Have you ever watched a nature show, and come away feeling like a little bit of a wuss? Like, I mean these animals, here they are doing their thing, swimming in crazy cold water, pounding their heads against trees, like getting smacked in the face by deadly snakes. And like, you’re thinking, “I cry when I get stung by a bee, and complain about caffeine headaches, how is that not killing you?” Well let’s look at three unusual ways that animals manage not to get killed by nature.
One How are you not freezing to death? The ocean around Antarctica is super cold Like below freezing cold Yes, because the water is so salty It can stay liquid a few degrees below zero Celcius But even though seawater has a lower freezing point, It is still full of floating ice particles, and if a fish swallows one since they’re cold blooded, It can kick off a deadly internal freezing process.
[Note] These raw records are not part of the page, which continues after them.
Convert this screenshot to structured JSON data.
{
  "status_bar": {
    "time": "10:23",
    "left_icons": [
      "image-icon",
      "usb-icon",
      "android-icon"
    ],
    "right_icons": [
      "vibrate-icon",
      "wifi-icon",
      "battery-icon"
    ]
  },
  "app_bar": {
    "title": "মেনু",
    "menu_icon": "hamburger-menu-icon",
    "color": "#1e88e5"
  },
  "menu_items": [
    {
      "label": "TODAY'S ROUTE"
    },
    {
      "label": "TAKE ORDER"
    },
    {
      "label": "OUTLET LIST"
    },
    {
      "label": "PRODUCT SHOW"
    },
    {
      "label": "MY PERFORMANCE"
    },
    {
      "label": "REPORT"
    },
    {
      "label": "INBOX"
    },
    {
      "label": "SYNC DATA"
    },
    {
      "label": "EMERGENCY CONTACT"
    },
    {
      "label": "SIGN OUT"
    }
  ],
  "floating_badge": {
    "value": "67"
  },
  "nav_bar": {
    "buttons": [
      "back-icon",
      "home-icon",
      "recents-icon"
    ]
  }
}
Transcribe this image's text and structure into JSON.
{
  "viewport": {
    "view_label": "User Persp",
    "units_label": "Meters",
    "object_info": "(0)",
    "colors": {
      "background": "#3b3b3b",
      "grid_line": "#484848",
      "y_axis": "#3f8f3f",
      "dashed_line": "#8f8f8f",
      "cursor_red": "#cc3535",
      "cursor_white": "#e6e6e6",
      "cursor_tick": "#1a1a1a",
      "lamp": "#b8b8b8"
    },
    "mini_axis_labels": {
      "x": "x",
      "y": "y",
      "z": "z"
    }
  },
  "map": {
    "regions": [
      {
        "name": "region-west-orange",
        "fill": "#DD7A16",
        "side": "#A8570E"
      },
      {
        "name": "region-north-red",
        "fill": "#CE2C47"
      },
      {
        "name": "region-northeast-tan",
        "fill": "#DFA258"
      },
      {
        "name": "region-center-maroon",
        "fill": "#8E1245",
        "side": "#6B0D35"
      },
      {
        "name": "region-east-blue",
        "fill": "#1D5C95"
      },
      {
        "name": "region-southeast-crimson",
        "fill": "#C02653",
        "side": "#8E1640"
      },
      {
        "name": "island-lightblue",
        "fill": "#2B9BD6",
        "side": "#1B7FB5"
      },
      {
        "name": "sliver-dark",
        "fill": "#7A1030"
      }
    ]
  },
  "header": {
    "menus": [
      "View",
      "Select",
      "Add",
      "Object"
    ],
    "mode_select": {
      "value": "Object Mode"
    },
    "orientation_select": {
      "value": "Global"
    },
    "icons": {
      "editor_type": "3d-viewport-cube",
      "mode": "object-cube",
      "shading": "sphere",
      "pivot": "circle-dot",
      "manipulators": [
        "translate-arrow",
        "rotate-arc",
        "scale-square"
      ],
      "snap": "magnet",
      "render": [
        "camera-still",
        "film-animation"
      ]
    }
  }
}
So how do fish survive without turning into fish-cubes? Well just like how our cars run when it’s below zero, they use antifreeze. Except they manufacture it themselves. Inside of their bodies. Certain fish species like this icefish produce antifreeze proteins or AFPs That attach to crystals that show up in their blood. By binding to these crystals, these proteins basically lower the freezing point even more, Further reducing the temperature required for the ice to grow, by about 2.2 degrees Celcius.
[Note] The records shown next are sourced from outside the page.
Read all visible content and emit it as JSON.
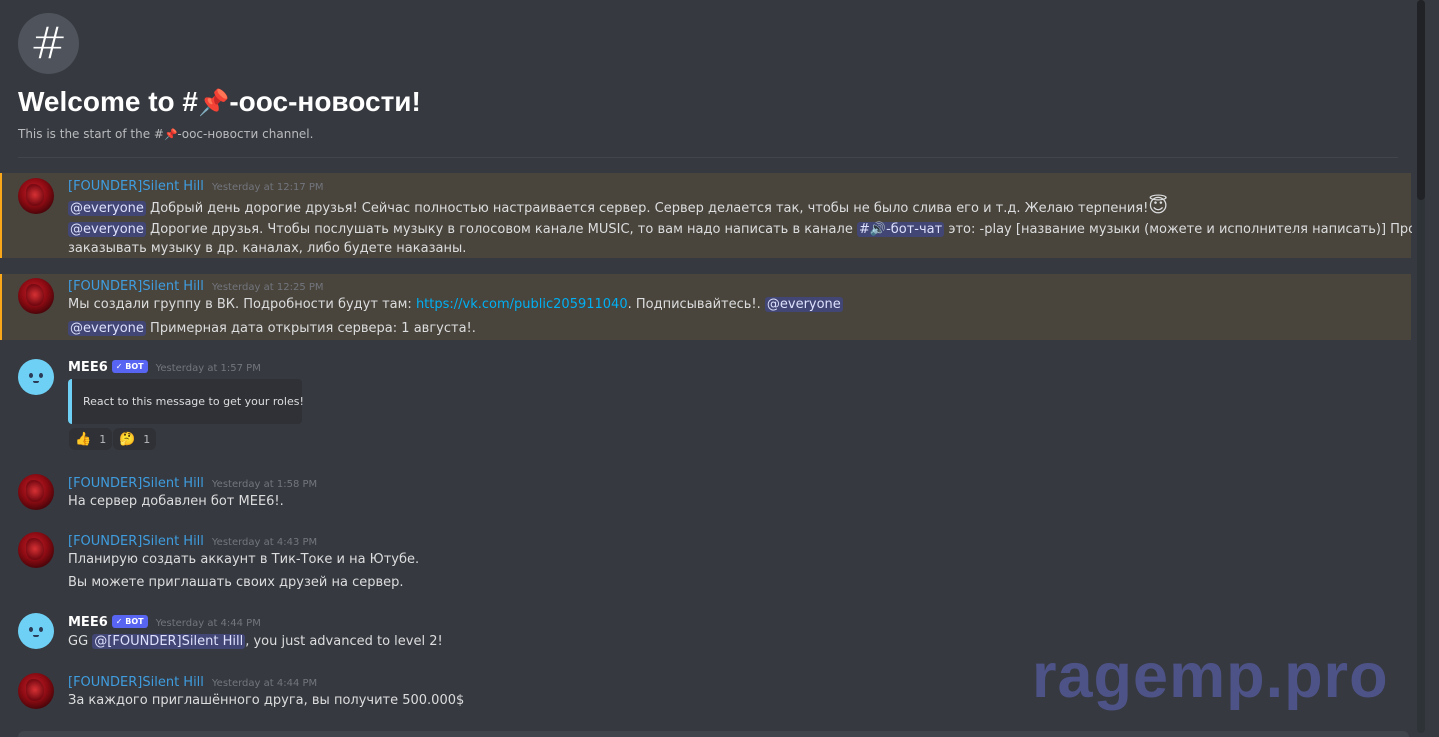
{
  "channel": {
    "hash": "#",
    "welcome_prefix": "Welcome to #",
    "channel_emoji": "📌",
    "channel_name": "-оос-новости!",
    "start_prefix": "This is the start of the #",
    "start_name": "-оос-новости channel."
  },
  "messages": [
    {
      "author": "[FOUNDER]Silent Hill",
      "timestamp": "Yesterday at 12:17 PM",
      "line1_mention": "@everyone",
      "line1_text": " Добрый день дорогие друзья! Сейчас полностью настраивается сервер. Сервер делается так, чтобы не было слива его и т.д. Желаю терпения!",
      "line1_emoji": "😇",
      "line2_mention": "@everyone",
      "line2_text": " Дорогие друзья. Чтобы послушать музыку в голосовом канале MUSIC, то вам надо написать в канале ",
      "line2_channel_hash": "#",
      "line2_channel_emoji": "🔊",
      "line2_channel_name": "-бот-чат",
      "line2_text_after": "  это: -play [название музыки (можете и исполнителя написать)] Просьба не",
      "line3_text": "заказывать музыку в др. каналах, либо будете наказаны."
    },
    {
      "author": "[FOUNDER]Silent Hill",
      "timestamp": "Yesterday at 12:25 PM",
      "line1_text": "Мы создали группу в ВК. Подробности будут там: ",
      "line1_link": "https://vk.com/public205911040",
      "line1_after": ". Подписывайтесь!. ",
      "line1_mention": "@everyone",
      "line2_mention": "@everyone",
      "line2_text": "  Примерная дата открытия сервера: 1 августа!."
    },
    {
      "author": "MEE6",
      "bot_tag": "✓ BOT",
      "timestamp": "Yesterday at 1:57 PM",
      "embed_text": "React to this message to get your roles!",
      "reactions": [
        {
          "emoji": "👍",
          "count": "1"
        },
        {
          "emoji": "🤔",
          "count": "1"
        }
      ]
    },
    {
      "author": "[FOUNDER]Silent Hill",
      "timestamp": "Yesterday at 1:58 PM",
      "line1_text": "На сервер добавлен бот MEE6!."
    },
    {
      "author": "[FOUNDER]Silent Hill",
      "timestamp": "Yesterday at 4:43 PM",
      "line1_text": "Планирую создать аккаунт в Тик-Токе и на Ютубе.",
      "line2_text": "Вы можете приглашать своих друзей на сервер."
    },
    {
      "author": "MEE6",
      "bot_tag": "✓ BOT",
      "timestamp": "Yesterday at 4:44 PM",
      "line1_text": "GG ",
      "line1_mention": "@[FOUNDER]Silent Hill",
      "line1_after": ", you just advanced to level 2!"
    },
    {
      "author": "[FOUNDER]Silent Hill",
      "timestamp": "Yesterday at 4:44 PM",
      "line1_text": "За каждого приглашённого друга, вы получите 500.000$"
    }
  ],
  "watermark": "ragemp.pro"
}
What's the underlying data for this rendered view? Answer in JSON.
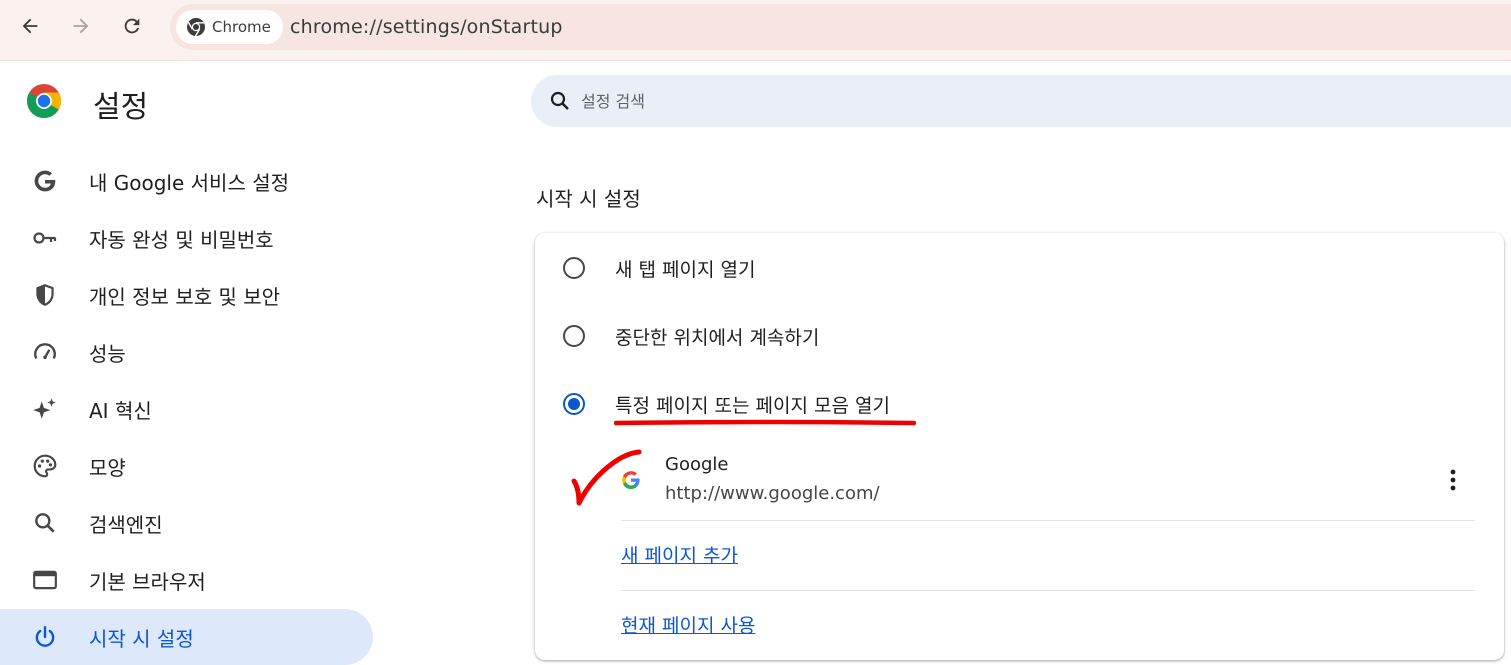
{
  "toolbar": {
    "back_icon": "arrow-left-icon",
    "forward_icon": "arrow-right-icon",
    "reload_icon": "reload-icon",
    "chip_label": "Chrome",
    "url": "chrome://settings/onStartup"
  },
  "sidebar": {
    "title": "설정",
    "items": [
      {
        "label": "내 Google 서비스 설정",
        "icon": "google-g-icon"
      },
      {
        "label": "자동 완성 및 비밀번호",
        "icon": "key-icon"
      },
      {
        "label": "개인 정보 보호 및 보안",
        "icon": "shield-icon"
      },
      {
        "label": "성능",
        "icon": "speedometer-icon"
      },
      {
        "label": "AI 혁신",
        "icon": "sparkle-icon"
      },
      {
        "label": "모양",
        "icon": "palette-icon"
      },
      {
        "label": "검색엔진",
        "icon": "search-icon"
      },
      {
        "label": "기본 브라우저",
        "icon": "browser-window-icon"
      },
      {
        "label": "시작 시 설정",
        "icon": "power-icon",
        "active": true
      }
    ]
  },
  "search": {
    "placeholder": "설정 검색"
  },
  "startup": {
    "title": "시작 시 설정",
    "options": [
      {
        "label": "새 탭 페이지 열기",
        "checked": false
      },
      {
        "label": "중단한 위치에서 계속하기",
        "checked": false
      },
      {
        "label": "특정 페이지 또는 페이지 모음 열기",
        "checked": true
      }
    ],
    "pages": [
      {
        "name": "Google",
        "url": "http://www.google.com/"
      }
    ],
    "add_page_label": "새 페이지 추가",
    "use_current_label": "현재 페이지 사용"
  },
  "colors": {
    "accent": "#0b57d0",
    "active_nav_bg": "#dde8fa",
    "annotation_red": "#ee0000"
  }
}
Two degrees less than it would take for a fish’s blood plasma to freeze. Some cold climate insects, like the snow flea produce AFPs that are structurally different from those found in fish, indicating that animal antifreeze is a product of convergent evolution. Now if only my car could start making its own. Two. How are you not getting brain damage? Woodpeckers can bang their faces against solid objects up to 12,000 times a day at an average of 20 times per second. With deceleration forces of 1200 G’s. By comparison, humans may lose consciousness at just under 5 G’s, So why don’t woodpeckers have messy mushballs for brains? Well one, they’ve got built in shock absorbers, The bone that encompasses their brain is spongy and thick and laced with lattice-like trabeculae. Bits of tissue that act like protective mesh.
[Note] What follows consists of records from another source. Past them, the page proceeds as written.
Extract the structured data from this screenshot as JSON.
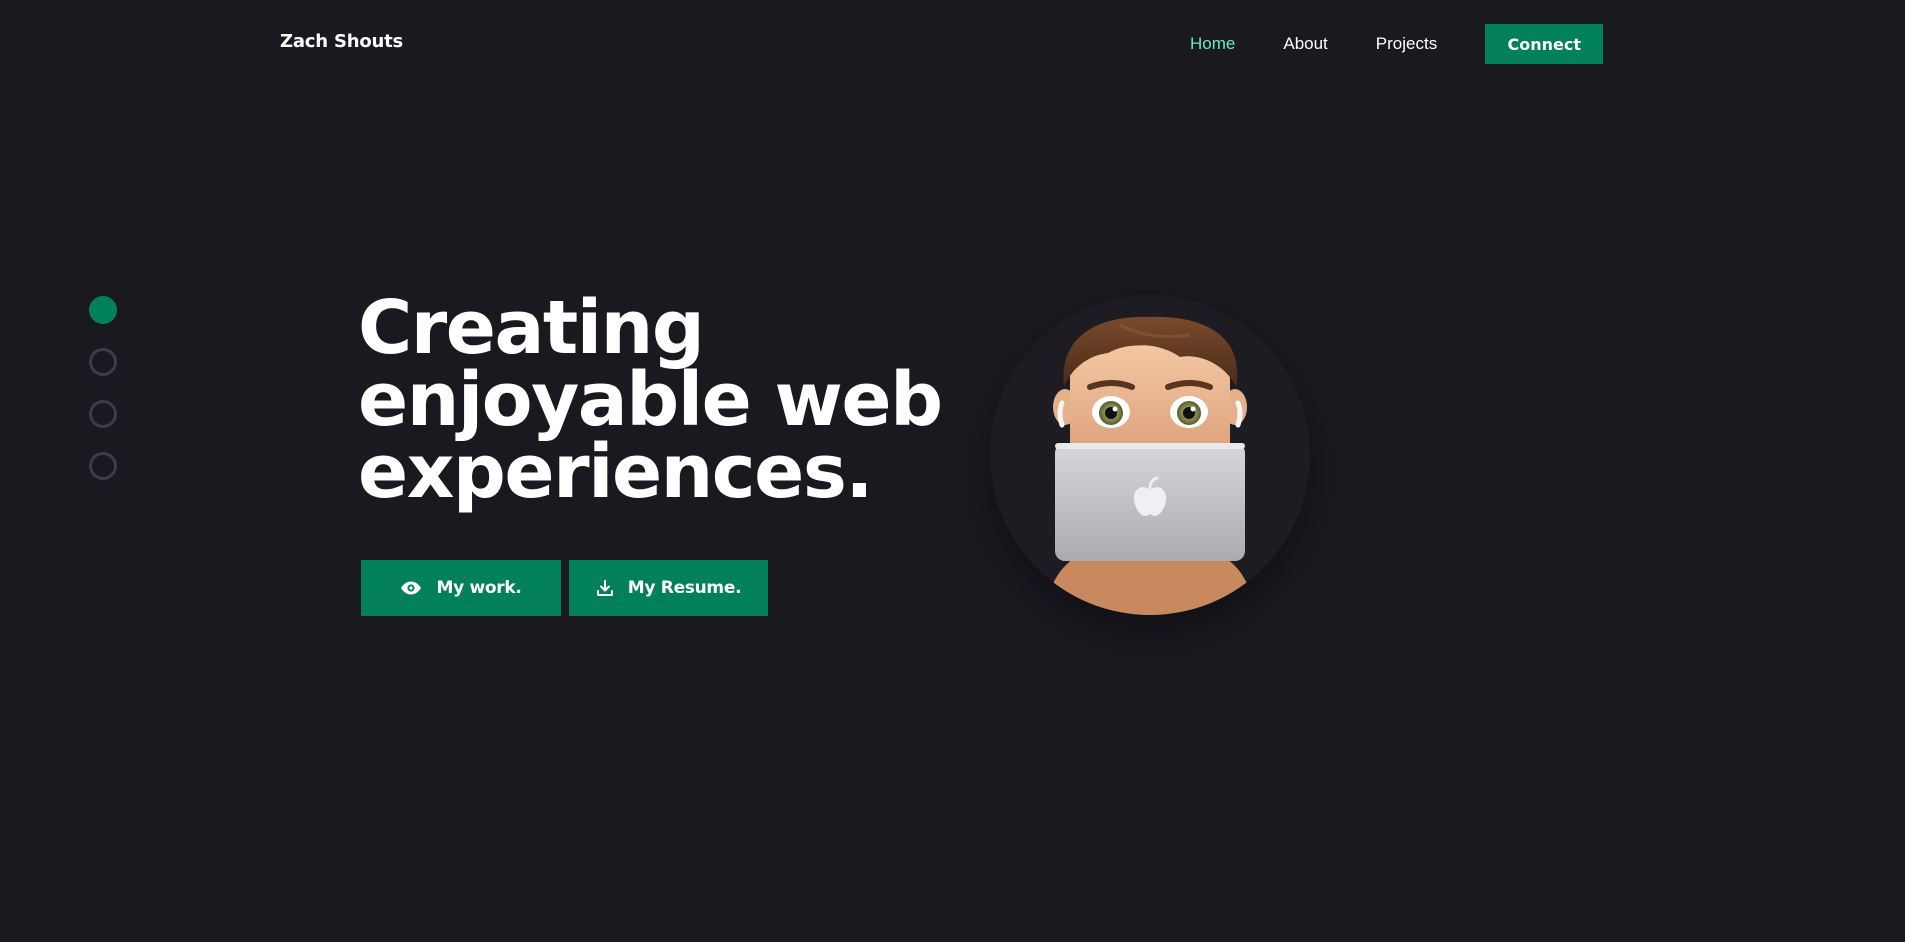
{
  "header": {
    "brand": "Zach Shouts",
    "nav": [
      {
        "label": "Home",
        "active": true
      },
      {
        "label": "About",
        "active": false
      },
      {
        "label": "Projects",
        "active": false
      }
    ],
    "connect_label": "Connect"
  },
  "section_dots": {
    "count": 4,
    "active_index": 0
  },
  "hero": {
    "headline_lines": [
      "Creating",
      "enjoyable web",
      "experiences."
    ],
    "buttons": {
      "work": {
        "label": "My work.",
        "icon": "eye-icon"
      },
      "resume": {
        "label": "My Resume.",
        "icon": "download-icon"
      }
    },
    "avatar": "memoji-avatar-with-laptop"
  },
  "colors": {
    "background": "#1a1920",
    "accent": "#02805a",
    "active_link": "#6ee7b7",
    "dot_inactive": "#3e3d47"
  }
}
They’ve also got their tongues. Woodpecker tongues wrap all the way around the skull going up the back and over the top, fitting snugly into one end of the hyoid bone. This weird wishbone-shaped bone also does a lap around the skull and together it and tongue help absorb the shock of the head banging so the bird doesn’t shake its brains loose. So that’s not even all of it. They also have super powered eyelids. Just before a woodpecker’s beak strikes wood their thick nictitating membranes, or like a second set of eyelids, slide into place to keep the eyes from popping right out of their skull on impact. Kind of terrible to think about but useful. Three How is that cobra not killing you? I know we’ve probably all seen Randall’s infamous video narration of that nasty honey badger raising cane on neighborhood cobras without getting killed.
So why doesn’t a cobra strike to the face kill these guys? Well, we’re not actually sure But we do know what’s going on with its fellow snake slaying friend the mongoose. As you may recall from our episode on venomous animals, Snake venoms work in a couple of different ways. Cobras use neurotoxins which work by binding to the victim’s acetylcholine receptors wreaking havoc on the nervous system. But the mongoose can produce a special sugar chain that links to these receptors, preventing the snake’s neurotoxins from binding to them. So basically, the sugar molecules on these receptors just bounce the venom molecules away enabling the animal to get all ricky-ticky-tavvy. So there you have it. Some animals are just really good at not dying.